What you should do: Among the entries below, find the lines with the word "thumb" and return them.

Data excerpts:

------------------------------------------------

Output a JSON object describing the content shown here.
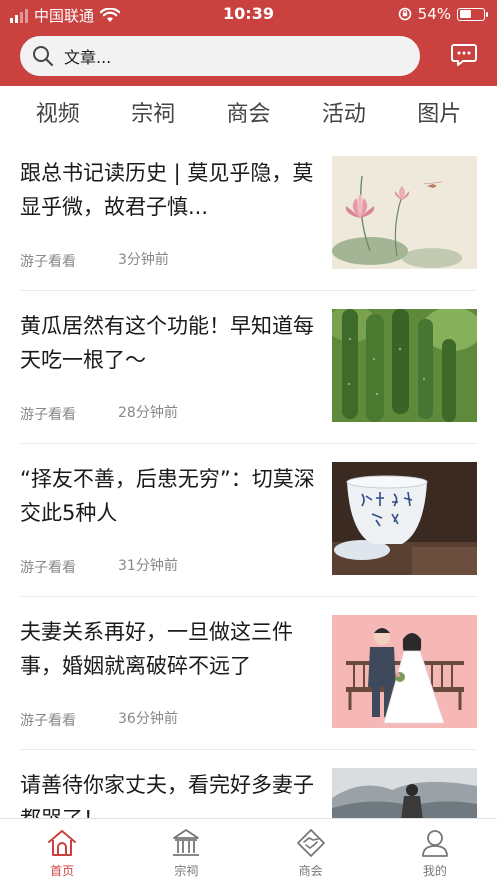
{
  "status_bar": {
    "carrier": "中国联通",
    "time": "10:39",
    "battery": "54%",
    "battery_level": 0.54
  },
  "search": {
    "placeholder": "文章..."
  },
  "tabs": [
    {
      "label": "视频"
    },
    {
      "label": "宗祠"
    },
    {
      "label": "商会"
    },
    {
      "label": "活动"
    },
    {
      "label": "图片"
    }
  ],
  "articles": [
    {
      "title": "跟总书记读历史 | 莫见乎隐，莫显乎微，故君子慎...",
      "source": "游子看看",
      "time": "3分钟前",
      "thumb": "lotus-painting"
    },
    {
      "title": "黄瓜居然有这个功能！早知道每天吃一根了～",
      "source": "游子看看",
      "time": "28分钟前",
      "thumb": "cucumbers"
    },
    {
      "title": "“择友不善，后患无穷”：切莫深交此5种人",
      "source": "游子看看",
      "time": "31分钟前",
      "thumb": "tea-cup"
    },
    {
      "title": "夫妻关系再好，一旦做这三件事，婚姻就离破碎不远了",
      "source": "游子看看",
      "time": "36分钟前",
      "thumb": "wedding-couple"
    },
    {
      "title": "请善待你家丈夫，看完好多妻子都哭了！",
      "source": "",
      "time": "",
      "thumb": "landscape-woman"
    }
  ],
  "bottom_nav": [
    {
      "label": "首页",
      "icon": "home-icon",
      "active": true
    },
    {
      "label": "宗祠",
      "icon": "temple-icon",
      "active": false
    },
    {
      "label": "商会",
      "icon": "handshake-icon",
      "active": false
    },
    {
      "label": "我的",
      "icon": "user-icon",
      "active": false
    }
  ],
  "colors": {
    "brand_red": "#c9423f",
    "active_nav": "#c9423f"
  }
}
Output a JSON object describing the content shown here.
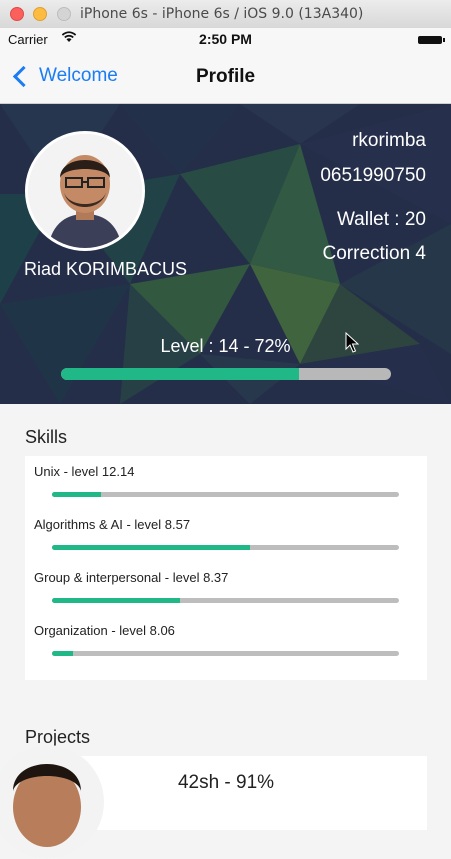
{
  "window": {
    "title": "iPhone 6s - iPhone 6s / iOS 9.0 (13A340)"
  },
  "status_bar": {
    "carrier": "Carrier",
    "wifi_icon": "wifi-icon",
    "time": "2:50 PM",
    "battery_icon": "battery-icon"
  },
  "nav": {
    "back_label": "Welcome",
    "title": "Profile"
  },
  "profile": {
    "full_name": "Riad KORIMBACUS",
    "login": "rkorimba",
    "phone": "0651990750",
    "wallet": "Wallet : 20",
    "correction": "Correction 4",
    "level_text": "Level : 14 - 72%",
    "level_progress": 0.72
  },
  "skills": {
    "title": "Skills",
    "items": [
      {
        "label": "Unix - level 12.14",
        "progress": 0.14
      },
      {
        "label": "Algorithms & AI - level 8.57",
        "progress": 0.57
      },
      {
        "label": "Group & interpersonal - level 8.37",
        "progress": 0.37
      },
      {
        "label": "Organization - level 8.06",
        "progress": 0.06
      }
    ]
  },
  "projects": {
    "title": "Projects",
    "items": [
      {
        "label": "42sh - 91%"
      }
    ]
  },
  "colors": {
    "accent": "#1c7cf4",
    "progress": "#1fb886",
    "track": "#bdbdbd",
    "banner": "#26304a"
  }
}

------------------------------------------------

Output for this exercise:
      "thumb": "lotus-painting"
      "thumb": "cucumbers"
      "thumb": "tea-cup"
      "thumb": "wedding-couple"
      "thumb": "landscape-woman"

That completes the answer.